BürgerInnenbeteiligung ist im Trend, bei Citizen Science, in der partizipativen Stadtplanung oder in “Good Governance” Prozessen. Andererseits wird die Nachhaltigkeit projektbasierter Einbindungsprozesse hinterfragt bzw. werden Beteiligte nur teilweise oder punktuell eingebunden. Im digitalen Raum, wo Partizipation vermehrt stattfindet, sind wir als BürgerInnen meist in passiver Rolle und nicht alleinige Eigentümer unserer Daten. Die Interpretation unsere digitalen Spuren entgleitet uns. Der Ansatz der offenen und partizipativen Citizen Social Science verbindet offline & online Aktivitäten und setzt einen Schwerpunkt auf die aktive Beteiligung in allen Phasen des Forschungsprozesses. In einem internationalen Konsortium arbeiten wir an einer offenen und partizipativen Citizen Social Science. Wir stellen das Konzept anhand verschiedener Fallbeispiele dar und diskutieren zentrale Herausforderungen, u.a. wie man in solchen Settings robuste Daten als Entscheidungsgrundlagen schaffen kann.

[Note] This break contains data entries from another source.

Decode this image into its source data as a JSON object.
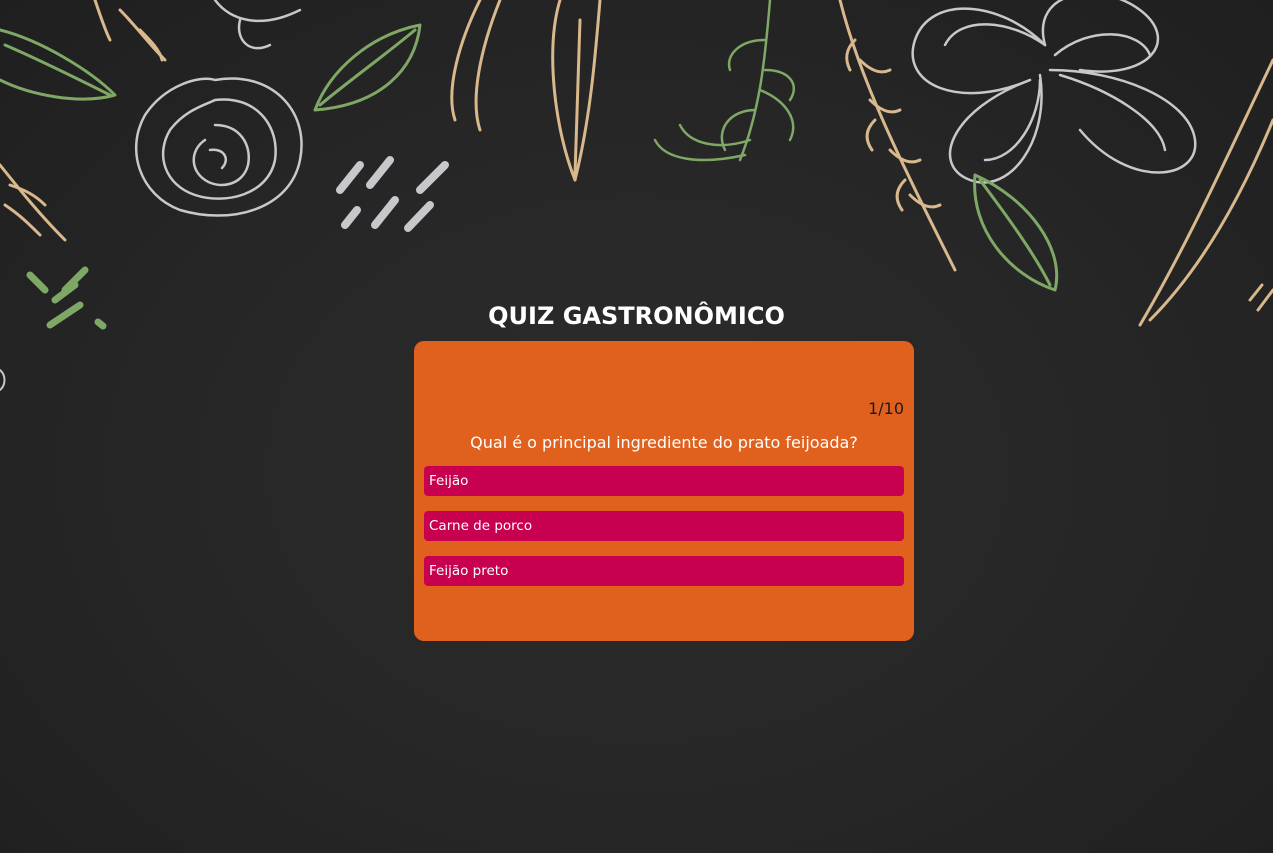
{
  "quiz": {
    "title": "QUIZ GASTRONÔMICO",
    "counter": "1/10",
    "question": "Qual é o principal ingrediente do prato feijoada?",
    "answers": [
      {
        "label": "Feijão"
      },
      {
        "label": "Carne de porco"
      },
      {
        "label": "Feijão preto"
      }
    ]
  },
  "colors": {
    "background": "#262626",
    "card": "#e0611e",
    "answer": "#c80050",
    "doodle_green": "#7fa866",
    "doodle_beige": "#d8b88c",
    "doodle_gray": "#c8c8cc"
  },
  "background_art": {
    "description_icons": [
      "leaf-doodle-icon",
      "spiral-rose-doodle-icon",
      "flower-doodle-icon",
      "herb-sprig-doodle-icon"
    ]
  }
}
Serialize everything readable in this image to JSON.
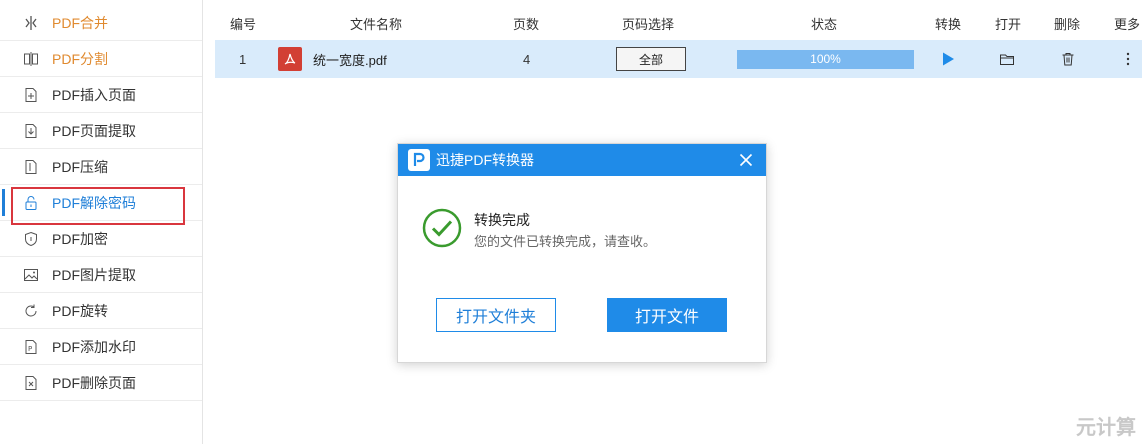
{
  "sidebar": {
    "items": [
      {
        "label": "PDF合并",
        "icon": "merge-icon"
      },
      {
        "label": "PDF分割",
        "icon": "split-icon"
      },
      {
        "label": "PDF插入页面",
        "icon": "insert-page-icon"
      },
      {
        "label": "PDF页面提取",
        "icon": "extract-page-icon"
      },
      {
        "label": "PDF压缩",
        "icon": "compress-icon"
      },
      {
        "label": "PDF解除密码",
        "icon": "unlock-icon"
      },
      {
        "label": "PDF加密",
        "icon": "shield-icon"
      },
      {
        "label": "PDF图片提取",
        "icon": "image-icon"
      },
      {
        "label": "PDF旋转",
        "icon": "rotate-icon"
      },
      {
        "label": "PDF添加水印",
        "icon": "watermark-icon"
      },
      {
        "label": "PDF删除页面",
        "icon": "delete-page-icon"
      }
    ],
    "active_index": 5
  },
  "table": {
    "headers": {
      "index": "编号",
      "filename": "文件名称",
      "pages": "页数",
      "page_select": "页码选择",
      "status": "状态",
      "convert": "转换",
      "open": "打开",
      "delete": "删除",
      "more": "更多"
    },
    "rows": [
      {
        "index": "1",
        "filename": "统一宽度.pdf",
        "pages": "4",
        "range": "全部",
        "progress_text": "100%",
        "progress_fraction": 1.0
      }
    ]
  },
  "dialog": {
    "title": "迅捷PDF转换器",
    "message_title": "转换完成",
    "message_sub": "您的文件已转换完成，请查收。",
    "btn_open_folder": "打开文件夹",
    "btn_open_file": "打开文件"
  },
  "watermark": "元计算",
  "colors": {
    "accent": "#1f8be8",
    "active_text": "#1f7fd8",
    "orange_text": "#e08a2f",
    "row_bg": "#d9ebfb",
    "success": "#3a9b2e",
    "highlight": "#d9363e"
  }
}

3. Mai 2017, 18:30, Hochschule für Politik TU München, Seminarraum H.204

Josep Perelló: „Pop-up, collective, public and urban experiments: New ways of understanding Computational Social Science Research”

Citizen Science can furnish ready-made solutions with citizens playing an active role. However, this framework is still far from being well established as a standard tool for computational social science research. Here, we present our experience in bridging gaps between computational social science and the philosophy underlying Open Science, which in our case has taken the form of what we call "pop-up experiments." These are non-permanent, highly participatory collective experiments which blend features developed by big data methodologies and behavioural experimental protocols with the ideals of Citizen Science. The main issues to consider whenever planning experiments of this type are: infrastructure, public engagement, and the knowledge return for citizens. We explain the solutions we have implemented, providing practical examples grounded in our own experience in an urban context (Barcelona, Spain).

Josep Perelló is a Professor at the Faculty of Physics at the University of Barcelona. He leads the OpenSystemsUB research group, which focuses on citizen participation and artistic practices as an alternative way of doing science. He works on complex systems, particularly in social and economic contexts.

3. Mai 2017 HfP München Raum 204
18:30 Vortrag von Prof. Josep Perelló (Open Systems, Universität Barcelona)
Pop-up, collective, public and urban experiments: New ways of understanding Computational Social Science Research 
4. und 5. Mai 2017 HfP München Raum 204
jeweils 9:00 bis 18:00
Seminar mit Dr. Katja Mayer, Prof. Jürgen Pfeffer (TU München)
am 4.Mai wird Prof. Perelló vormittags anwesend sein.
Hochschule für Politik, Richard Wagner Straße 1, 80333 München
Anmeldung bitte per Email an: katja.mayer [at] hfp.tum.de
Bild: Barcamp "Citizen Science – Gemeinsam Freies Wissen schaffen!" - 5.12.15 (CC BY-SA 4.0 (Foto: Ralf Rebmann))